- [What is being asked] What is needed is every line of the data that includes the word "ibus". Please copy each one.

- [Supplied data]
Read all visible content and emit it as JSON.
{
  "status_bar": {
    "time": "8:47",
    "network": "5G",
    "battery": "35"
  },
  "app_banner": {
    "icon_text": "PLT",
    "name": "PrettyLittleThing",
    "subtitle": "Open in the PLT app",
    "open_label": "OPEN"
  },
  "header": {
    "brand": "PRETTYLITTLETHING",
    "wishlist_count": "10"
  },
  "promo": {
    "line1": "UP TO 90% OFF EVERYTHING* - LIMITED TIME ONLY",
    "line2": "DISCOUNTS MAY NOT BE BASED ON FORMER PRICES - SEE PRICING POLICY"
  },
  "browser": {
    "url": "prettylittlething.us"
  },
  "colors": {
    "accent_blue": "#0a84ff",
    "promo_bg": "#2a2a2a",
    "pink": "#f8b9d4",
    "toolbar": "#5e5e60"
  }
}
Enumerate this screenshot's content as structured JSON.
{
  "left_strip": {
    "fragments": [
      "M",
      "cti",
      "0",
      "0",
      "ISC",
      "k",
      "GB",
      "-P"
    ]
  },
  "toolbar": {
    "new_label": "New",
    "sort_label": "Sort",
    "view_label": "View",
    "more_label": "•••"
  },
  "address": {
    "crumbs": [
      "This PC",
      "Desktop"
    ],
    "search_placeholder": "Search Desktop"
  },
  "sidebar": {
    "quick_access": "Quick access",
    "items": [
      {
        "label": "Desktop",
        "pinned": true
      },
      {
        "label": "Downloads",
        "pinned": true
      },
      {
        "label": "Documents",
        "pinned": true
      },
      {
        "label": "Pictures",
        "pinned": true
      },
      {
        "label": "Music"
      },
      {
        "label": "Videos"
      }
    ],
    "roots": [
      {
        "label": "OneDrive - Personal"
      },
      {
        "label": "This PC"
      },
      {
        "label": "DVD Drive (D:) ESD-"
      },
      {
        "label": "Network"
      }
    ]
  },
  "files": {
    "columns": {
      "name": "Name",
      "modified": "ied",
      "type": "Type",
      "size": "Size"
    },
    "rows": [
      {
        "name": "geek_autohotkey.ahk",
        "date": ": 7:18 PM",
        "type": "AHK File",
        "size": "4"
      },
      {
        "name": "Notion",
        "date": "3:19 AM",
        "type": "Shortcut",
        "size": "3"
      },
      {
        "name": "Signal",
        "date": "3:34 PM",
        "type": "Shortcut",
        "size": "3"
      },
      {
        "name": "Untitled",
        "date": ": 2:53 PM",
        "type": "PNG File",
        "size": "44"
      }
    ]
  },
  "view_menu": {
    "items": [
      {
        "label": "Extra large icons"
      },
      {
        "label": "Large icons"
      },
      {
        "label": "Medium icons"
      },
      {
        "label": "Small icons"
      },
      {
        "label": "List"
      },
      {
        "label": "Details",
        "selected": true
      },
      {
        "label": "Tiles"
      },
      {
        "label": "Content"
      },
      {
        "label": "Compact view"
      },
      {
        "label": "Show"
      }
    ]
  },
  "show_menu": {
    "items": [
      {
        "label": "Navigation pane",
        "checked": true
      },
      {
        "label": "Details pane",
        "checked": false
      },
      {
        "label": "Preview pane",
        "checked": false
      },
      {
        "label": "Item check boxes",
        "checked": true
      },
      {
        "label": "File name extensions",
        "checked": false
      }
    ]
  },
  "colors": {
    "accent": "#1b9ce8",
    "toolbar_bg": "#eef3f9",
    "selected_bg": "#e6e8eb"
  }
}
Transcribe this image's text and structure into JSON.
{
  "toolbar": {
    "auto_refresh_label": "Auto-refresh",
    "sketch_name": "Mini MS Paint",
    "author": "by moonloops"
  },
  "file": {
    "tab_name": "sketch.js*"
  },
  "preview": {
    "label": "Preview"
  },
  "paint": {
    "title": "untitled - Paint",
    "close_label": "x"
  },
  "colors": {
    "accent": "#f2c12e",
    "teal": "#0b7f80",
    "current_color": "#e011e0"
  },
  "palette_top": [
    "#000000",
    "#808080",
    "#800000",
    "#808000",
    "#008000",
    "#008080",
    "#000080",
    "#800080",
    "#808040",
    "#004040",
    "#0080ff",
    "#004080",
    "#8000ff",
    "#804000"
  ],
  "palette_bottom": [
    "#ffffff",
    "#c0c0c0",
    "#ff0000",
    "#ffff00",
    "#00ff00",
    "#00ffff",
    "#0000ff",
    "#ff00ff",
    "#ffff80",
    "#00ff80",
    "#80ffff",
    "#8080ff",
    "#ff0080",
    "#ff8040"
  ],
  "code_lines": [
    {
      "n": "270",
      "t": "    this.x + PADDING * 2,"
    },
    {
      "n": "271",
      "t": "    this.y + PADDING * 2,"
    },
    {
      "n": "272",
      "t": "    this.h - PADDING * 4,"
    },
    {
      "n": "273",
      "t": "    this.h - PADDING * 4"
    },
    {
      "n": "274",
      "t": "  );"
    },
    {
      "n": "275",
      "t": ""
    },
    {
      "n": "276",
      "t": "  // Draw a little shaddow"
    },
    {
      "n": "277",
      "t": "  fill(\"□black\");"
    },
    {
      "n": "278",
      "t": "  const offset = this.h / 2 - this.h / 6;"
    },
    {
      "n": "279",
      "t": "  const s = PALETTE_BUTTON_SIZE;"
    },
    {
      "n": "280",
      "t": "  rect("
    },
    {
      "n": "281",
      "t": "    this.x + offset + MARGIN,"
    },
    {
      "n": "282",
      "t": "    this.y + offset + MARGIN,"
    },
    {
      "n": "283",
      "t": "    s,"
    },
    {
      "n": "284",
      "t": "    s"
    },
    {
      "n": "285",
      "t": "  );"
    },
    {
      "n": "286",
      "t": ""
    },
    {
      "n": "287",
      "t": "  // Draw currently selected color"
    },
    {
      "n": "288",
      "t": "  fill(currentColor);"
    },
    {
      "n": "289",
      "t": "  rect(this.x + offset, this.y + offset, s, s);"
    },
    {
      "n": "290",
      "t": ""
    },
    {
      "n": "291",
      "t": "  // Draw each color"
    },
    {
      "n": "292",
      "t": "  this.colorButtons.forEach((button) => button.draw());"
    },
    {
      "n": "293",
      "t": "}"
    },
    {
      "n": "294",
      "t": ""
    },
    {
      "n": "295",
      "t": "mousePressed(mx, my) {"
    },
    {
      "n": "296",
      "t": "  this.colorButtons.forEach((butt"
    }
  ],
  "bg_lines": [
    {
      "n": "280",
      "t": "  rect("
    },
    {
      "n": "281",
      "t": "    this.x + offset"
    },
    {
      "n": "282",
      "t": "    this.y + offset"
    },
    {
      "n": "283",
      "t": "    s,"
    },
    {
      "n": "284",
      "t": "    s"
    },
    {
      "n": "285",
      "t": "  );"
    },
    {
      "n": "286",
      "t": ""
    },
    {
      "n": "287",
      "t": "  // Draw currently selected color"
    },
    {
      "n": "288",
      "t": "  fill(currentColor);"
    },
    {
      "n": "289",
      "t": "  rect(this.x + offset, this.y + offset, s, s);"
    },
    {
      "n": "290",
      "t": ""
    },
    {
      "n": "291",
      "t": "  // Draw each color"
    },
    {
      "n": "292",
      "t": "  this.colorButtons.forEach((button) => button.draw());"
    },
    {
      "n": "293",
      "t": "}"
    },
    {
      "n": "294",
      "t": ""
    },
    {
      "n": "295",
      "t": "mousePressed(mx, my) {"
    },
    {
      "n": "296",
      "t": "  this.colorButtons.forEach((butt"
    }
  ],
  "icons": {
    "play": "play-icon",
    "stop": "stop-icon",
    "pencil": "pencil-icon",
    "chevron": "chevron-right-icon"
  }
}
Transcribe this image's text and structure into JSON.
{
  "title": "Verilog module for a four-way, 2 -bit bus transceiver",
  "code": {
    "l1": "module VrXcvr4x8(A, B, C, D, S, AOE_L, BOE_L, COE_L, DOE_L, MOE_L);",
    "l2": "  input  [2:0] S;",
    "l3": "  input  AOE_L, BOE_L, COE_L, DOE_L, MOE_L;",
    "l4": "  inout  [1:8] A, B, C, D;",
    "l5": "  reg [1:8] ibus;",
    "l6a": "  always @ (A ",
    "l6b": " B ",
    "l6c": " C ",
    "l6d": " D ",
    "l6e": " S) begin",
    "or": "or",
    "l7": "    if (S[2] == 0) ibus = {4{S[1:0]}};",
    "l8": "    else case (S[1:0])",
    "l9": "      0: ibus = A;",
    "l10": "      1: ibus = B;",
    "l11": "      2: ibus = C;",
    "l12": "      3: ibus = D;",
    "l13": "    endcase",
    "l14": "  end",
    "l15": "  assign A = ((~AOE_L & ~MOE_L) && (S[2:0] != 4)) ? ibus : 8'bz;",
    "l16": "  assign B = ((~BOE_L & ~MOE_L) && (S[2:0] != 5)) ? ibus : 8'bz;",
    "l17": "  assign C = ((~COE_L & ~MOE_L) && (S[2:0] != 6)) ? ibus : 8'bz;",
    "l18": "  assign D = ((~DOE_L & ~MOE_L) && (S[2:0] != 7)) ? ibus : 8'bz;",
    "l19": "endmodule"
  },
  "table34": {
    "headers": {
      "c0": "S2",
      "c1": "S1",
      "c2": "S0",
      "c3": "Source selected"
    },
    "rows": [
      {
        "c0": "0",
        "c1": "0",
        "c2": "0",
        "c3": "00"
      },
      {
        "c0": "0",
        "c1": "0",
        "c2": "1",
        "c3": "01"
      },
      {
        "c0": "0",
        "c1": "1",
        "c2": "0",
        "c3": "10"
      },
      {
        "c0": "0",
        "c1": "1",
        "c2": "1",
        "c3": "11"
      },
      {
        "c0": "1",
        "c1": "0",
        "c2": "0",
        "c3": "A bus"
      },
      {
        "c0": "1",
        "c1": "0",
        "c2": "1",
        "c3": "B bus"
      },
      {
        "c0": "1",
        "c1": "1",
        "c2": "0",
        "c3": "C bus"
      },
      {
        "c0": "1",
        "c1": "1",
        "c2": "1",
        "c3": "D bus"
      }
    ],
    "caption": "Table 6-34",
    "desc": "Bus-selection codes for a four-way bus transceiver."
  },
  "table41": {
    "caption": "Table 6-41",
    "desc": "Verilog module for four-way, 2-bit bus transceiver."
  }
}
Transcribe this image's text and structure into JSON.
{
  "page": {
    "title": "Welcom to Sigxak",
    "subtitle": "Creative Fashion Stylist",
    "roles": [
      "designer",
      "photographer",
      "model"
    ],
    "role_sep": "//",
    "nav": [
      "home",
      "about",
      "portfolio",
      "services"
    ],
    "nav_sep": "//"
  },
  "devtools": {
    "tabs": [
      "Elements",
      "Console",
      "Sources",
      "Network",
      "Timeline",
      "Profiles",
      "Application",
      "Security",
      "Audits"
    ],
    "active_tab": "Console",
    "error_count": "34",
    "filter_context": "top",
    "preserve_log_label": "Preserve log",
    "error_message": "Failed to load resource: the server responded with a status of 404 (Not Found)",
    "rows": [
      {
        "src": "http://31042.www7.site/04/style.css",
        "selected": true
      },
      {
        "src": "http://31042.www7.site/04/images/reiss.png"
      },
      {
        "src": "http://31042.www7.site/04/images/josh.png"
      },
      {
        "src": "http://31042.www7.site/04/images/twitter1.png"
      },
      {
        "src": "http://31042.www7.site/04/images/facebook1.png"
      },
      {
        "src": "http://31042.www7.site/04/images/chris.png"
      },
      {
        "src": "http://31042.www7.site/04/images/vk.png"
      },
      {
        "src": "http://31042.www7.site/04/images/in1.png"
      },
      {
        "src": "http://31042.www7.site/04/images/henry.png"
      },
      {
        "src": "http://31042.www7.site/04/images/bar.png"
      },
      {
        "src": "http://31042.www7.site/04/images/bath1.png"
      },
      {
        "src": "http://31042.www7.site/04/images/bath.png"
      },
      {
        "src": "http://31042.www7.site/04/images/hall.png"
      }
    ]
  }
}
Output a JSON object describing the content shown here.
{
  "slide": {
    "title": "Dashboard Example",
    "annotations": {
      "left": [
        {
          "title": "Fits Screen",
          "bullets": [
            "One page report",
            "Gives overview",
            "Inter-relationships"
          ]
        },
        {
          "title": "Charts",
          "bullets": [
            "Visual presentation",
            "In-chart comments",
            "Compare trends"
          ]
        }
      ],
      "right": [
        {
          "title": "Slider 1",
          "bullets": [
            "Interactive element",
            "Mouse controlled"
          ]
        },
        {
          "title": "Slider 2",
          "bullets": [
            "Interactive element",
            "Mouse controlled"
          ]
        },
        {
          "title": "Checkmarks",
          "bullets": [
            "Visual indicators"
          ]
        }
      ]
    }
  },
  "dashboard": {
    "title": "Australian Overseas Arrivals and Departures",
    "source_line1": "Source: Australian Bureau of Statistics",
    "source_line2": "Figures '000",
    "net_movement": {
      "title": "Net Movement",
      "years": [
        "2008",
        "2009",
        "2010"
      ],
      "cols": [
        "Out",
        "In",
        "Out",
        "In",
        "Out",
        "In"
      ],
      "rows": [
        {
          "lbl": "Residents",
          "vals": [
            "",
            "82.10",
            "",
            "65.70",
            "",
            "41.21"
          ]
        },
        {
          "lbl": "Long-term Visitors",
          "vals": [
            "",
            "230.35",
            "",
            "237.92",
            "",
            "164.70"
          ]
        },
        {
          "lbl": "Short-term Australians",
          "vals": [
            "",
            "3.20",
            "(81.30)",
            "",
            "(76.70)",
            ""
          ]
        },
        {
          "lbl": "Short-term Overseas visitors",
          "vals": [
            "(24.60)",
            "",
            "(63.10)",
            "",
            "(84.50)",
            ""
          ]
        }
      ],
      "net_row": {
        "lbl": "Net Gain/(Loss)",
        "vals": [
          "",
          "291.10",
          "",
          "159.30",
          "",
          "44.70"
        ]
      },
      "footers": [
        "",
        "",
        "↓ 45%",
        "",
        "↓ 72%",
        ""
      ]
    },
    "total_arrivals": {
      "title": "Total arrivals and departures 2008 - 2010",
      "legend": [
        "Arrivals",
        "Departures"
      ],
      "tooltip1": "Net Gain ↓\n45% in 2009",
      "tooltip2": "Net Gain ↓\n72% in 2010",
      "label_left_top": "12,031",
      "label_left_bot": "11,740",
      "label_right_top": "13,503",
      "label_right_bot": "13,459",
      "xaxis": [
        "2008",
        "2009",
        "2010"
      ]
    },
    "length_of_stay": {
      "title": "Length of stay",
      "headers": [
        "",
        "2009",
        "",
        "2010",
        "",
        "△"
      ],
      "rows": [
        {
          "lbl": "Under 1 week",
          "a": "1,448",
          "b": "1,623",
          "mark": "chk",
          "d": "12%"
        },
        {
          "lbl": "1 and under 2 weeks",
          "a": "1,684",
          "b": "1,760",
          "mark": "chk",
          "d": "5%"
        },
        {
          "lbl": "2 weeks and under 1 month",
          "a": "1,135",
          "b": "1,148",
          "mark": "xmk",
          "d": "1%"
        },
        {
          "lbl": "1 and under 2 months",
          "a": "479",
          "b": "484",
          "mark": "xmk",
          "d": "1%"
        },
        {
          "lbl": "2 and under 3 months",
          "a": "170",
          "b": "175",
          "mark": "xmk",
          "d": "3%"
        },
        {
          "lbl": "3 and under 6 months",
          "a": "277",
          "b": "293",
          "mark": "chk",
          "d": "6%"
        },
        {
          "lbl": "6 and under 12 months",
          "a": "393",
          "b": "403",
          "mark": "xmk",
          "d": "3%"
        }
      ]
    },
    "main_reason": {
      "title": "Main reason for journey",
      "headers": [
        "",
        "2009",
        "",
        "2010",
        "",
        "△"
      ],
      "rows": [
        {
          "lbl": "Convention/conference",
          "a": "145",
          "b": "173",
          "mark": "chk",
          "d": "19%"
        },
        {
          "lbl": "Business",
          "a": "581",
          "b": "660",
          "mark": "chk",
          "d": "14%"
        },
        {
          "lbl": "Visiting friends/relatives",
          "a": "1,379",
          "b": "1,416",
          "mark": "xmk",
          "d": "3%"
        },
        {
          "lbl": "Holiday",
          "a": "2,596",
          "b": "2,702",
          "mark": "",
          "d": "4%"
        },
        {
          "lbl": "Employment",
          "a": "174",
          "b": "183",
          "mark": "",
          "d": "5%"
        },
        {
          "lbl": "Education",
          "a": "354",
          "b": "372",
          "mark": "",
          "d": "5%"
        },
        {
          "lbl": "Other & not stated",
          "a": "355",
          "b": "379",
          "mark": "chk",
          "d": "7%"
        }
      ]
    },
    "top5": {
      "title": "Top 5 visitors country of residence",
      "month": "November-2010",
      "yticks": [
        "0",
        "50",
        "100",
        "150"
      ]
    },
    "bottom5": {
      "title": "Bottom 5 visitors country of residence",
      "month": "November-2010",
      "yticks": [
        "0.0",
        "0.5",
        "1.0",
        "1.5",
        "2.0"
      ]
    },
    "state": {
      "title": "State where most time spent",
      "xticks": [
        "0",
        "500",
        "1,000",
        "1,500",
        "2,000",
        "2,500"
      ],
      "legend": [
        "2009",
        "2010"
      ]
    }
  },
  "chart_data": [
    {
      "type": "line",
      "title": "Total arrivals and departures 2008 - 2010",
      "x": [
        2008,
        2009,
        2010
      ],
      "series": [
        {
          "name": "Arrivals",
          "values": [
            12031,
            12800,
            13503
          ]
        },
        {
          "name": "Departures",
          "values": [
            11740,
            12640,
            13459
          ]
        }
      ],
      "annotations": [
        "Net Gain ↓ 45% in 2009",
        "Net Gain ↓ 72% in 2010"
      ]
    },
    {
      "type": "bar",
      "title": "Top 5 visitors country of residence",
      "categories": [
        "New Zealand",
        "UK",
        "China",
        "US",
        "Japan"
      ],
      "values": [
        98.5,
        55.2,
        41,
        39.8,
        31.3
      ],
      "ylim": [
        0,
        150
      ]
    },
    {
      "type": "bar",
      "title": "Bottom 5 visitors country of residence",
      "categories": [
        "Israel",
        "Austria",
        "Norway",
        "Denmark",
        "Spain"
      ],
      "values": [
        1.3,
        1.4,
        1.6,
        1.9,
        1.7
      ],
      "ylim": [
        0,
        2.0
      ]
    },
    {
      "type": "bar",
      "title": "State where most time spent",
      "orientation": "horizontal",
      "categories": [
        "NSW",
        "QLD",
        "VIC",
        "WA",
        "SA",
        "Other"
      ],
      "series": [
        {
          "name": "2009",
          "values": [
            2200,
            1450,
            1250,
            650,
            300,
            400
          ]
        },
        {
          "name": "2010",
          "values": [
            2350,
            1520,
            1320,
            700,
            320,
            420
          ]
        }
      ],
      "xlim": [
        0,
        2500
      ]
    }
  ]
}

- [Result below]
    "l5": "  reg [1:8] ibus;",
    "l7": "    if (S[2] == 0) ibus = {4{S[1:0]}};",
    "l9": "      0: ibus = A;",
    "l10": "      1: ibus = B;",
    "l11": "      2: ibus = C;",
    "l12": "      3: ibus = D;",
    "l15": "  assign A = ((~AOE_L & ~MOE_L) && (S[2:0] != 4)) ? ibus : 8'bz;",
    "l16": "  assign B = ((~BOE_L & ~MOE_L) && (S[2:0] != 5)) ? ibus : 8'bz;",
    "l17": "  assign C = ((~COE_L & ~MOE_L) && (S[2:0] != 6)) ? ibus : 8'bz;",
    "l18": "  assign D = ((~DOE_L & ~MOE_L) && (S[2:0] != 7)) ? ibus : 8'bz;",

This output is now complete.